A pair of SEC squads try for the third time to register their first conference win of the season, as the Missouri Tigers play host to the Vanderbilt Commodores on Saturday night.
Vanderbilt has gotten off to a slow start, losing conference bouts at home to South Carolina (17-13) and on the road to Georgia (48-3), as well as a road defeat to non-league foe Northwestern (23-13), with only a 58-0 win over FCS member Presbyterian keeping it from a winless start. The silver lining for the Commodores is that their strength of schedule has been brutal, as their three losses have come against teams that are a combined 15-0 to this point.
Missouri moved to 3-2 last week following a tough non-conference road win over UCF (21-16). The Tigers continue to show resiliency following losses, as they have won five straight games following a defeat, including two this season. They have been stellar at home over the past two seasons, winning seven of their last nine at Faurot Field.
With regard to the all-time series between these two clubs, Missouri leads, 2-1-1, although the newly-formed SEC rivals have not faced each other since 1958.
Vanderbilt has one of the league’s least productive offenses, putting up 21.8 ppg and 384 ypg. Those numbers have been skewed by a 58-point outburst against Presbyterian, as it has tallied just 29 combined points in its three losses.
Jordan Rodgers has limited his mistakes this season (one interception in 79 pass attempts), but he hasn’t made many big plays either, completing just 54.4 percent of his throws for 649 yards and two touchdowns. Austyn Carta-Samuels (14-of-22, 208 yards, TD) has been impressive in limited action, although most that production came in the win over Presbyterian filling in for an injured Rodgers.

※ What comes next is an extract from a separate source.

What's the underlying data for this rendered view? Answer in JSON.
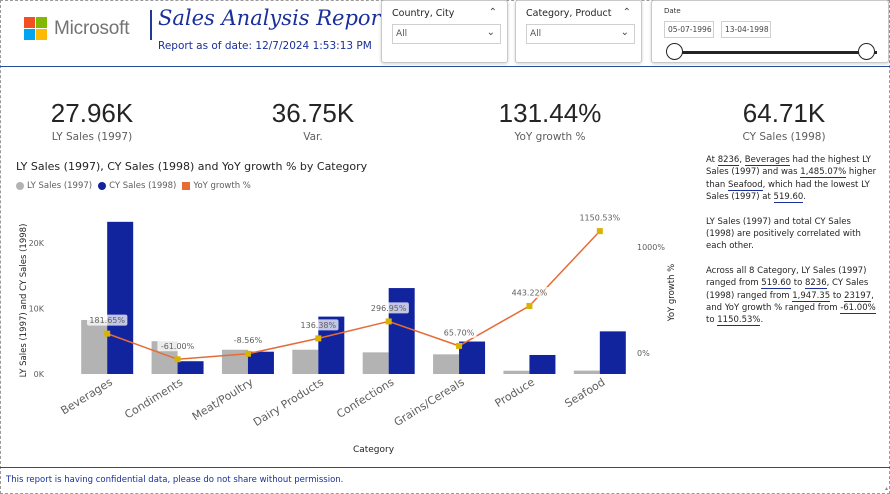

Jordan Matthews (26 receptions, 395 yards, two TDs) and Chris Boyd (15 receptions, 285 yards) make up one of the most formidable receiving duos in the conference, and both are coming off 100-yard receiving performances against Georgia. Few other Commodores get involved in the passing game however, as nobody else has more than five catches.
Zac Stacy (341 yards, TD) and Brian Kimbrow (156 yards, TD) have each averaged more than seven yards per carry out of the backfield, and the team would benefit from giving both players more opportunities.
For much of the season, the Vandy defense has far outplayed the offense (22 ppg, 328 ypg), but it had no answer for the prolific Georgia offense in its last game, surrendering 48 points and 567 yards.
Kenny Ladler has a team-high 27 tackles despite missing one game and he also has a sack and an interception. Trey Wilson returned an interception 100 yards for a touchdown against Presbyterian, and Karl Butler has five tackles for loss and a fumble recovery.
Coming from the high-scoring Big 12 to the defensive-minded SEC has caused Missouri’s offensive numbers to slip a bit, especially in terms of yardage (348.4 ypg, 13th in the conference), but it is still holding its own with a respectable 27.4 ppg.
James Franklin has not been as sharp as he was in his spectacular 2011 season, completing 61.8 percent of his passes (68-of-110) for 749 yards with four touchdowns and two interceptions. He has also been battling injuries, which has given Corbin Berkstresser (33-of-54, 312 yards, two TDs, INT) some playing time.
Kendial Lawrence lines up in the backfield on nearly every play for the Tigers and he has piled up 395 yards and five touchdowns to go along with 10 catches for 81 yards.
Marcus Lucas leads the team in all receiving categories (26 receptions, 255 yards, two TDs), although T.J. Moe is hot on his heels with 22 catches for 201 yards and a score. Top recruit Dorial Green-Beckham (seven receptions, 167 yards) started his freshman year off slowly but has emerged as a big-play threat in recent weeks, hauling in an 80-yard touchdown catch against UCF.
Missouri’s defense has stepped up and kept opponents in check to the tune of 23.6 ppg and 333 ypg, its effort against the run (111.2 ypg) making it one of the top units in the conference.
The Tigers have been active in the turnover battle, ranking fifth nationally with 13 takeaways (nine fumble recoveries, four interceptions). They have also made 42 stops in the backfield, led by Will Ebner (seven TFL), Sheldon Richardson (five TFL, two sacks), and Brad Madison (4.5 TFL, three sacks).